## Work required
Retype each entry exactly.

- Opening Delimiter -

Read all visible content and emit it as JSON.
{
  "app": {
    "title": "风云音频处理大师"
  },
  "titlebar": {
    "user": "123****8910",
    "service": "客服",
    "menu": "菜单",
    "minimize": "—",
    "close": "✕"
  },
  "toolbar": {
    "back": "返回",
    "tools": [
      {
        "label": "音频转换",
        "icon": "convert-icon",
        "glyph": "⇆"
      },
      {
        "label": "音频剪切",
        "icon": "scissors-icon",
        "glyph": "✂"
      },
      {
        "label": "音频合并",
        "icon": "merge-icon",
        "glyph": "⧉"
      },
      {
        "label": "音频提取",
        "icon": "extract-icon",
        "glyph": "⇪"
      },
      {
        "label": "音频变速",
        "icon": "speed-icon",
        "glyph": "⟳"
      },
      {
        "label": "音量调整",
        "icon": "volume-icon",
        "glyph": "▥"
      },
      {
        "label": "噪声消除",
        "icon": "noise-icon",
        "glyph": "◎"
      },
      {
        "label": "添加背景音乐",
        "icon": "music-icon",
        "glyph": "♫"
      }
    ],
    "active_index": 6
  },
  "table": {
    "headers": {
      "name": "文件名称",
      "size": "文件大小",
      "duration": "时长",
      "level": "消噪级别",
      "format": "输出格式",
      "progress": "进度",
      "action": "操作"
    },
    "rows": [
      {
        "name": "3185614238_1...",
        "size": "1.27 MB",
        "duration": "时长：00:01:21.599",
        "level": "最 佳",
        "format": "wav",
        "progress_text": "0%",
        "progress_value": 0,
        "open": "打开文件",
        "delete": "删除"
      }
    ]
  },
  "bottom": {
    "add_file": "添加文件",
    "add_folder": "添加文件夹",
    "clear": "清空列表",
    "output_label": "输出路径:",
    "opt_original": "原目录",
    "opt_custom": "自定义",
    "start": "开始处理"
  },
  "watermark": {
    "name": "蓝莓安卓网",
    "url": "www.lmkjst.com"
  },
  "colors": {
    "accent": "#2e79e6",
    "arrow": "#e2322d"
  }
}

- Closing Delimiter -

## Answer box
Read all visible content and emit it as JSON.
{
  "app": {
    "title": "风云音频处理大师"
  },
  "titlebar": {
    "user": "123****8910",
    "service": "客服",
    "menu": "菜单",
    "minimize": "—",
    "close": "✕"
  },
  "toolbar": {
    "back": "返回",
    "tools": [
      {
        "label": "音频转换",
        "icon": "convert-icon",
        "glyph": "⇆"
      },
      {
        "label": "音频剪切",
        "icon": "scissors-icon",
        "glyph": "✂"
      },
      {
        "label": "音频合并",
        "icon": "merge-icon",
        "glyph": "⧉"
      },
      {
        "label": "音频提取",
        "icon": "extract-icon",
        "glyph": "⇪"
      },
      {
        "label": "音频变速",
        "icon": "speed-icon",
        "glyph": "⟳"
      },
      {
        "label": "音量调整",
        "icon": "volume-icon",
        "glyph": "▥"
      },
      {
        "label": "噪声消除",
        "icon": "noise-icon",
        "glyph": "◎"
      },
      {
        "label": "添加背景音乐",
        "icon": "music-icon",
        "glyph": "♫"
      }
    ],
    "active_index": 6
  },
  "table": {
    "headers": {
      "name": "文件名称",
      "size": "文件大小",
      "duration": "时长",
      "level": "消噪级别",
      "format": "输出格式",
      "progress": "进度",
      "action": "操作"
    },
    "rows": [
      {
        "name": "3185614238_1...",
        "size": "1.27 MB",
        "duration": "时长：00:01:21.599",
        "level": "最 佳",
        "format": "wav",
        "progress_text": "0%",
        "progress_value": 0,
        "open": "打开文件",
        "delete": "删除"
      }
    ]
  },
  "bottom": {
    "add_file": "添加文件",
    "add_folder": "添加文件夹",
    "clear": "清空列表",
    "output_label": "输出路径:",
    "opt_original": "原目录",
    "opt_custom": "自定义",
    "start": "开始处理"
  },
  "watermark": {
    "name": "蓝莓安卓网",
    "url": "www.lmkjst.com"
  },
  "colors": {
    "accent": "#2e79e6",
    "arrow": "#e2322d"
  }
}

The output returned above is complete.